This is a relevant segue to a class action lawsuit filed against Morgan Stanley, which was settled out of court, in which it was alleged that Morgan Stanley told clients it was selling them precious metals that they would own in full and that the company would store, yet even despite charging storage fees was not in actual possession of the bullion.

It appears that this kind of lack of physical holdings by all who claim to have gold in storage, is pervasive as the actual gold globally is held primarily in paper or electronic form. Lenny Organ who was the person to enter the vault of ScotiaMocatta, says “What shocked me was how little gold and silver they actually had.”

Lenny describes exactly how much (or little as the case may be) silver was available – roughly 60,000 ounces. As for gold – 210 400 oz bars, 4,000 maples, 500 eagles, 10 kilo bars, 10 one kilogram pieces of gold nugget form, which Adrian Douglas calculates as being $100 million worth, which is just one tenth of what the Royal Mint of Canada sold in 2008, or over $1 billion worth of gold.

As Orgen concludes: “The game ends when the people who own all these paper obligations say enough and take physical delivery, and that’s when the mess will occur.”

Read moreLatest Gold Fraud Bombshell: Canada’s Only Bullion Bank Gold Vault Is Practically Empty

Goldman Sachs Squeezes Hedge Funds in $110 Billion ‘Collateral Arbitrage’

Goldman Sachs Demands Collateral It Won’t Dish Out

lloyd-c-blankfein-chairman-and-chief-executive-officer-of-goldman-sachs
Lloyd C. Blankfein, chairman and chief executive officer of Goldman Sachs Group Inc., speaks during a session on day two of the World Economic Forum in Davos, on Jan. 24, 2008. Photographer: Daniel Acker/Bloomberg

March 15 (Bloomberg) — Goldman Sachs Group Inc. and JPMorgan Chase & Co., two of the biggest traders of over-the- counter derivatives, are exploiting their growing clout in that market to secure cheap funding in addition to billions in revenue from the business.

Both New York-based banks are demanding unequal arrangements with hedge-fund firms, forcing them to post more cash collateral to offset risks on trades while putting up less on their own wagers.

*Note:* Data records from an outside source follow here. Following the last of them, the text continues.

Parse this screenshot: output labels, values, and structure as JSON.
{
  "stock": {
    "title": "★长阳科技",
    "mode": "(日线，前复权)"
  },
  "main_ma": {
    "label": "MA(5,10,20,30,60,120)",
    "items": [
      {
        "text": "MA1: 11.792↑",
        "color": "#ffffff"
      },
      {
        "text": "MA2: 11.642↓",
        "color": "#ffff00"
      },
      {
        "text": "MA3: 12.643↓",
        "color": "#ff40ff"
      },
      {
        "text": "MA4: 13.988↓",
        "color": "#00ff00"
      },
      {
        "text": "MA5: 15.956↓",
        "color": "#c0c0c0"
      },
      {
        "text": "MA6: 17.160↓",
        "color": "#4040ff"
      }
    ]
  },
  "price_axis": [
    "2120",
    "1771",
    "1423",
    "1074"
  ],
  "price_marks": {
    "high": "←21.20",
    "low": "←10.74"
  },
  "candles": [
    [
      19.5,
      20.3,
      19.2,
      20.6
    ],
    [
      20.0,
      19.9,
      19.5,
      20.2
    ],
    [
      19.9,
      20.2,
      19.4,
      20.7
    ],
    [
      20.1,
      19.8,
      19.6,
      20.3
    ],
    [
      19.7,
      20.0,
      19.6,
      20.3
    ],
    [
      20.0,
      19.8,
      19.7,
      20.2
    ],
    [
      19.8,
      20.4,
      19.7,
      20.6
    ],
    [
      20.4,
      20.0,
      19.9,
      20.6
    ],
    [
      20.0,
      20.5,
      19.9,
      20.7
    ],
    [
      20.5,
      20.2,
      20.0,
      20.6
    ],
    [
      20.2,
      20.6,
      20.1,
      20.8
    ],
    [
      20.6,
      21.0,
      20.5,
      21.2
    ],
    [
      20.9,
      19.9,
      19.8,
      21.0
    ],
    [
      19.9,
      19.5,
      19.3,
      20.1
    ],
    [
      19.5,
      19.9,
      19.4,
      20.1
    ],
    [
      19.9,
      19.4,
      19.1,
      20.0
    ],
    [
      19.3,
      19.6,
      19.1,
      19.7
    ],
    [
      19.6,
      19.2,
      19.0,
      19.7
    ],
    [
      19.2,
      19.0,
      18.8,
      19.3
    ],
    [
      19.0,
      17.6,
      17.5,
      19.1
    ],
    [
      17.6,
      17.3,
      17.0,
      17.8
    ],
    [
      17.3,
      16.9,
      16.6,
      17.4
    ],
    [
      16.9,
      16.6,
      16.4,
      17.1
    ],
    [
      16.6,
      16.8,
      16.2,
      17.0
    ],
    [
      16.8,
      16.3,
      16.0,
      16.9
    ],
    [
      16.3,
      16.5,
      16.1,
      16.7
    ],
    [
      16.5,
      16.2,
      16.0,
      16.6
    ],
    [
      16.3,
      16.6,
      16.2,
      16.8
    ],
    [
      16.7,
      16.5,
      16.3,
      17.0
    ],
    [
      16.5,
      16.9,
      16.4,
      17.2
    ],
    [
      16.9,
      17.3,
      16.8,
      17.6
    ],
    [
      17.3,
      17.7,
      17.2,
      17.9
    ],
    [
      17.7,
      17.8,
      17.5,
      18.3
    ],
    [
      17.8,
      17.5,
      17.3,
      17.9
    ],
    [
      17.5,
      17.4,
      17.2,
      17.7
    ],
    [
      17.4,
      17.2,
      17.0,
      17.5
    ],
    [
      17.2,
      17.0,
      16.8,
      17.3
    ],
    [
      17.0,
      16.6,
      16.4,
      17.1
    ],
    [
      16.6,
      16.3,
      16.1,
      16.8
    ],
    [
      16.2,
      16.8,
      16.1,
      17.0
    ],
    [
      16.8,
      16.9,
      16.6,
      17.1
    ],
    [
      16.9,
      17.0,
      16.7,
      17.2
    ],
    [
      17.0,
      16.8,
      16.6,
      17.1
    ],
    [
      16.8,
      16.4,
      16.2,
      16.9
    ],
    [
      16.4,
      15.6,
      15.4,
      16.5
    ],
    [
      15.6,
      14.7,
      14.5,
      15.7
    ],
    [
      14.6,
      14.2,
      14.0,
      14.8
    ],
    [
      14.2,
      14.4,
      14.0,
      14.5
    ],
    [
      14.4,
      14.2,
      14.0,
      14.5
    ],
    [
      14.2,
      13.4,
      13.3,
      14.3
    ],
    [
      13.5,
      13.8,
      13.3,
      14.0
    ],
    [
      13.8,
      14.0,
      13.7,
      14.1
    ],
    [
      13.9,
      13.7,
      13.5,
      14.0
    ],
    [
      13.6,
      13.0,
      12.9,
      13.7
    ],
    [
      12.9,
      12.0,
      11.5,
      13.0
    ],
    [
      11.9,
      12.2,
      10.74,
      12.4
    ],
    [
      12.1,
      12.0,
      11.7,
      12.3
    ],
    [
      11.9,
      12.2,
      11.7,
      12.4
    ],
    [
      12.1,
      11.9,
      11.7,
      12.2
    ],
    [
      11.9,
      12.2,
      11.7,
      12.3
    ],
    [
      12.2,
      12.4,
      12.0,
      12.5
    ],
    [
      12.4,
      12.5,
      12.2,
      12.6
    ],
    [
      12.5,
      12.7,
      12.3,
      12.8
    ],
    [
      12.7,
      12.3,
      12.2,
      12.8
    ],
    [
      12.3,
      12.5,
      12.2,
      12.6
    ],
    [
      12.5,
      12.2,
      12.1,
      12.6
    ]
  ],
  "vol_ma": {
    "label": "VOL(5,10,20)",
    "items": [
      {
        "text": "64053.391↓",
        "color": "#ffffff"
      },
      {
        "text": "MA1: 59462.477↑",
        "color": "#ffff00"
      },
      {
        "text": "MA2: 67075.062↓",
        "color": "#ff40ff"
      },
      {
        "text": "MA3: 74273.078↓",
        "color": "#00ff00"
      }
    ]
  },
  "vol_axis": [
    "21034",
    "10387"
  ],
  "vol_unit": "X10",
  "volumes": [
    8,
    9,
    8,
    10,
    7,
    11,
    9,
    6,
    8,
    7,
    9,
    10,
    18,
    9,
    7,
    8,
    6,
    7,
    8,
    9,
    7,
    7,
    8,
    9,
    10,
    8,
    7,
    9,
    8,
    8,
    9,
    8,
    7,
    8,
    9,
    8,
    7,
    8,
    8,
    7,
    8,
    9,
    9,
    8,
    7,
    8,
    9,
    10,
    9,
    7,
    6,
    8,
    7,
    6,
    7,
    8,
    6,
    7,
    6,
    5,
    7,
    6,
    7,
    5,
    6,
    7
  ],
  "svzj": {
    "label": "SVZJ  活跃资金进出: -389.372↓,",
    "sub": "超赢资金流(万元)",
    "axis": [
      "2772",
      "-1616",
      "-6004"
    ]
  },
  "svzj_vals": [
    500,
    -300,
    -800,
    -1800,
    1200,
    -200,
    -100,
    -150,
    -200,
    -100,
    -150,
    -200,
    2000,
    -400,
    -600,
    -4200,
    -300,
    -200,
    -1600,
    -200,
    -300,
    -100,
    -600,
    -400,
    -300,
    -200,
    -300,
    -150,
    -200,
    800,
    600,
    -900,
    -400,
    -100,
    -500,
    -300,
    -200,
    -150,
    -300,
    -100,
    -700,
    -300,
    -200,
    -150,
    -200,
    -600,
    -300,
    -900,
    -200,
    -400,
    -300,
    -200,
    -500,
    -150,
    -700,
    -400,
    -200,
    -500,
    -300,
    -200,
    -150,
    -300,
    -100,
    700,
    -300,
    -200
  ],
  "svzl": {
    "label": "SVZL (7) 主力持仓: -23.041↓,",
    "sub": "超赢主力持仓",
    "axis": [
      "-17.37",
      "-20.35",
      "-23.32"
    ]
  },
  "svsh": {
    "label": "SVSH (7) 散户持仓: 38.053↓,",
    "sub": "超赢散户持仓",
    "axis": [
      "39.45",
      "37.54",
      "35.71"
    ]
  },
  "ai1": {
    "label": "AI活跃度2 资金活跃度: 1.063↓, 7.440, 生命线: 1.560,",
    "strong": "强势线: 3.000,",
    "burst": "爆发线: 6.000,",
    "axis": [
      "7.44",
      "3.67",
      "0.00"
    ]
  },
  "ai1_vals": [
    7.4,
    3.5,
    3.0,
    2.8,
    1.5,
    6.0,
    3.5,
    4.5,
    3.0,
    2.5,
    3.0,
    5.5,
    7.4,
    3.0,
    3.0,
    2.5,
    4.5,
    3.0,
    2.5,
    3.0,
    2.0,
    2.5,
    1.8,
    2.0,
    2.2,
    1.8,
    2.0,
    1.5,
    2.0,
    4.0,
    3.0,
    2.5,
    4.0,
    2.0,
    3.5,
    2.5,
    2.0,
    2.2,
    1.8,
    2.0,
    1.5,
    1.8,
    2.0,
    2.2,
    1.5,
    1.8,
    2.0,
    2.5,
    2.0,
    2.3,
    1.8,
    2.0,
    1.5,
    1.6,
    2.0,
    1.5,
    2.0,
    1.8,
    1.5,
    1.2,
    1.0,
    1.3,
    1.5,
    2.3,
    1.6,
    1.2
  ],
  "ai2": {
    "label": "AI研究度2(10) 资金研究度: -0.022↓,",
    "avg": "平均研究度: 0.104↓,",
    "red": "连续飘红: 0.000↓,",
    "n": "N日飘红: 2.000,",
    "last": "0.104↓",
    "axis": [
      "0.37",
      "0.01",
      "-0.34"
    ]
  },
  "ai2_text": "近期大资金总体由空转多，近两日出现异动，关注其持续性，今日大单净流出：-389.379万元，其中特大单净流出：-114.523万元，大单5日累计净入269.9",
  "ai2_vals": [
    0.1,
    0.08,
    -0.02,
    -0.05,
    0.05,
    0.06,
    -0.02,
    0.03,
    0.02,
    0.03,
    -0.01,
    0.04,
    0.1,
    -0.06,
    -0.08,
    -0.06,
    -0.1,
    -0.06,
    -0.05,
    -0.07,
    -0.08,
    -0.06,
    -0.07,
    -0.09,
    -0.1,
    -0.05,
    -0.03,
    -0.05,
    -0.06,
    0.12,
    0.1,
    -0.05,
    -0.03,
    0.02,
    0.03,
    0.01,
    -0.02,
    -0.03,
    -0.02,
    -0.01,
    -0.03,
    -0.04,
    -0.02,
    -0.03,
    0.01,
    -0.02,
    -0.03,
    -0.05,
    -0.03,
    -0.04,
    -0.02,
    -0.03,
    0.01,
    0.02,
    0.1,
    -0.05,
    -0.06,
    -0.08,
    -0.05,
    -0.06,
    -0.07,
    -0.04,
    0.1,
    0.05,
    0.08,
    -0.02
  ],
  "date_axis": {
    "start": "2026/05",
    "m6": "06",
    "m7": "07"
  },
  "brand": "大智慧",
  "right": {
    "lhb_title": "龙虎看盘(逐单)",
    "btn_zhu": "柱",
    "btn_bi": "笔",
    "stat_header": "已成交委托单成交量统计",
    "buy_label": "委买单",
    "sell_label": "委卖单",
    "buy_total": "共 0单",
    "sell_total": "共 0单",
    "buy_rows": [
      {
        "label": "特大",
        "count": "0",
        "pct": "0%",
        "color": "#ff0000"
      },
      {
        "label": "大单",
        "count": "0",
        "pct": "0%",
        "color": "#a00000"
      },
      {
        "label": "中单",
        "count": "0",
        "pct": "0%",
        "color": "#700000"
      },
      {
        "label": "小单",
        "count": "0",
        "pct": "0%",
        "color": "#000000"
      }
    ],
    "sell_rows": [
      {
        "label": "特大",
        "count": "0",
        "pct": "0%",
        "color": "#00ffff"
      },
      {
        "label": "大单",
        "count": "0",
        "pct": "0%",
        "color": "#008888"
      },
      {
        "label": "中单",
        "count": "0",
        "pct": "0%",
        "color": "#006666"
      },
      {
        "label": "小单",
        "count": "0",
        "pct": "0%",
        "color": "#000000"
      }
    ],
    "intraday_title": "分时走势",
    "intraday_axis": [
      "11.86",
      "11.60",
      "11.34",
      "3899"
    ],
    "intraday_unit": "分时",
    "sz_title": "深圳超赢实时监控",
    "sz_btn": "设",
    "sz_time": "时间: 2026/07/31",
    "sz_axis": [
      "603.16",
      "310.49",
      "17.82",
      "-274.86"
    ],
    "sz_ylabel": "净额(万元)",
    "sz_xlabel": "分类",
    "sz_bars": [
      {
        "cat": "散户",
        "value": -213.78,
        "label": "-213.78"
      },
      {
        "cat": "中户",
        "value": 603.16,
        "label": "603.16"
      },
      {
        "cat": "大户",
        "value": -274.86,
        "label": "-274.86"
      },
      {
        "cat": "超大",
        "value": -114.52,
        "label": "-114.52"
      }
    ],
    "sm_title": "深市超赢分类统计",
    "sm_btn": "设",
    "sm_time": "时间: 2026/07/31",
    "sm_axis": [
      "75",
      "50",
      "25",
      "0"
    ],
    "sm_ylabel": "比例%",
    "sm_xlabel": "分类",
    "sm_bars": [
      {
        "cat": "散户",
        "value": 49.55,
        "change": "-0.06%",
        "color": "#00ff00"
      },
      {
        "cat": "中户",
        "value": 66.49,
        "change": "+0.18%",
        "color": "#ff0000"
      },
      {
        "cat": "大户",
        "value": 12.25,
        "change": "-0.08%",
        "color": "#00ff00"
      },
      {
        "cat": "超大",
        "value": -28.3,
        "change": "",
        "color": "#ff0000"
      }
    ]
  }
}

At the end of December this imbalance furnished Goldman Sachs with $110 billion, according to a filing. That’s money it can reinvest in higher-yielding assets.

“If you’re seen as a major player and you have a product that people can’t get elsewhere, you have the negotiating power,” said Richard Lindsey, a former director of market regulation at the U.S. Securities and Exchange Commission who ran the prime brokerage unit at Bear Stearns Cos. from 1999 to 2006. “Goldman and a handful of other banks are the places where people can get over-the-counter products today.”

Read moreGoldman Sachs Squeezes Hedge Funds in $110 Billion ‘Collateral Arbitrage’